*Directions for this task*: The records below are to be duplicated exactly as they appear.

(Items from an interface collection)
↓↓↓

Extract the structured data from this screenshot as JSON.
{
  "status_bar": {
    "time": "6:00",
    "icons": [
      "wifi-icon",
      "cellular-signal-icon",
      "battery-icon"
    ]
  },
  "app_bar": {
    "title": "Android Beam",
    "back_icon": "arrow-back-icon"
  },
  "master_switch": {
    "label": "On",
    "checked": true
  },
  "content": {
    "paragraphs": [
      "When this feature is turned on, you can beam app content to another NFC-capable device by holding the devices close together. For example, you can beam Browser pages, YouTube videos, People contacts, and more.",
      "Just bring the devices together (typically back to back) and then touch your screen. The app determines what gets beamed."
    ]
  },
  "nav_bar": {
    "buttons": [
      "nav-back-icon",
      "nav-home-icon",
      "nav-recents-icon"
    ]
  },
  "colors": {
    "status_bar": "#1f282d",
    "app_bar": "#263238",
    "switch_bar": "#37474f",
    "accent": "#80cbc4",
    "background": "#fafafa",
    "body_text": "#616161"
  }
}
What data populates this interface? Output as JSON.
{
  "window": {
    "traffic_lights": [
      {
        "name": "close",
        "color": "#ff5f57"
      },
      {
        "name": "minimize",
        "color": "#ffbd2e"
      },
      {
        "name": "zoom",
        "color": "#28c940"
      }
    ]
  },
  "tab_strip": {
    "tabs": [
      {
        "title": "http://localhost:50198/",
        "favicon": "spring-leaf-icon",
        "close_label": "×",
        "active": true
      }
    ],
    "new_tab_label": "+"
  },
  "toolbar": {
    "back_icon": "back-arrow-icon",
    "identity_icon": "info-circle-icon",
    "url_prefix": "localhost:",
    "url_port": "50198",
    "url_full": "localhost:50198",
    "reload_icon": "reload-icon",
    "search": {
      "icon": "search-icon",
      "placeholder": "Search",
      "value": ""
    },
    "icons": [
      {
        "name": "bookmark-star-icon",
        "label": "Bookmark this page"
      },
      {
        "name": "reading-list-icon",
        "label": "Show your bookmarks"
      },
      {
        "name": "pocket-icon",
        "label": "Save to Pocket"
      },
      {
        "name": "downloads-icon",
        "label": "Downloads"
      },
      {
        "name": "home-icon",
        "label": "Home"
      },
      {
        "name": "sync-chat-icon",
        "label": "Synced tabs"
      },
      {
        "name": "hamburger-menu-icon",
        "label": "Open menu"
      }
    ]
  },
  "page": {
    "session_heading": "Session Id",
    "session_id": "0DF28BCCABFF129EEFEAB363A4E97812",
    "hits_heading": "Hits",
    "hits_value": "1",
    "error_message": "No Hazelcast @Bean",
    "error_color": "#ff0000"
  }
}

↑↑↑

*Answer box*:
Extract the structured data from this screenshot as JSON.
{
  "status_bar": {
    "time": "6:00",
    "icons": [
      "wifi-icon",
      "cellular-signal-icon",
      "battery-icon"
    ]
  },
  "app_bar": {
    "title": "Android Beam",
    "back_icon": "arrow-back-icon"
  },
  "master_switch": {
    "label": "On",
    "checked": true
  },
  "content": {
    "paragraphs": [
      "When this feature is turned on, you can beam app content to another NFC-capable device by holding the devices close together. For example, you can beam Browser pages, YouTube videos, People contacts, and more.",
      "Just bring the devices together (typically back to back) and then touch your screen. The app determines what gets beamed."
    ]
  },
  "nav_bar": {
    "buttons": [
      "nav-back-icon",
      "nav-home-icon",
      "nav-recents-icon"
    ]
  },
  "colors": {
    "status_bar": "#1f282d",
    "app_bar": "#263238",
    "switch_bar": "#37474f",
    "accent": "#80cbc4",
    "background": "#fafafa",
    "body_text": "#616161"
  }
}
What data populates this interface? Output as JSON.
{
  "window": {
    "traffic_lights": [
      {
        "name": "close",
        "color": "#ff5f57"
      },
      {
        "name": "minimize",
        "color": "#ffbd2e"
      },
      {
        "name": "zoom",
        "color": "#28c940"
      }
    ]
  },
  "tab_strip": {
    "tabs": [
      {
        "title": "http://localhost:50198/",
        "favicon": "spring-leaf-icon",
        "close_label": "×",
        "active": true
      }
    ],
    "new_tab_label": "+"
  },
  "toolbar": {
    "back_icon": "back-arrow-icon",
    "identity_icon": "info-circle-icon",
    "url_prefix": "localhost:",
    "url_port": "50198",
    "url_full": "localhost:50198",
    "reload_icon": "reload-icon",
    "search": {
      "icon": "search-icon",
      "placeholder": "Search",
      "value": ""
    },
    "icons": [
      {
        "name": "bookmark-star-icon",
        "label": "Bookmark this page"
      },
      {
        "name": "reading-list-icon",
        "label": "Show your bookmarks"
      },
      {
        "name": "pocket-icon",
        "label": "Save to Pocket"
      },
      {
        "name": "downloads-icon",
        "label": "Downloads"
      },
      {
        "name": "home-icon",
        "label": "Home"
      },
      {
        "name": "sync-chat-icon",
        "label": "Synced tabs"
      },
      {
        "name": "hamburger-menu-icon",
        "label": "Open menu"
      }
    ]
  },
  "page": {
    "session_heading": "Session Id",
    "session_id": "0DF28BCCABFF129EEFEAB363A4E97812",
    "hits_heading": "Hits",
    "hits_value": "1",
    "error_message": "No Hazelcast @Bean",
    "error_color": "#ff0000"
  }
}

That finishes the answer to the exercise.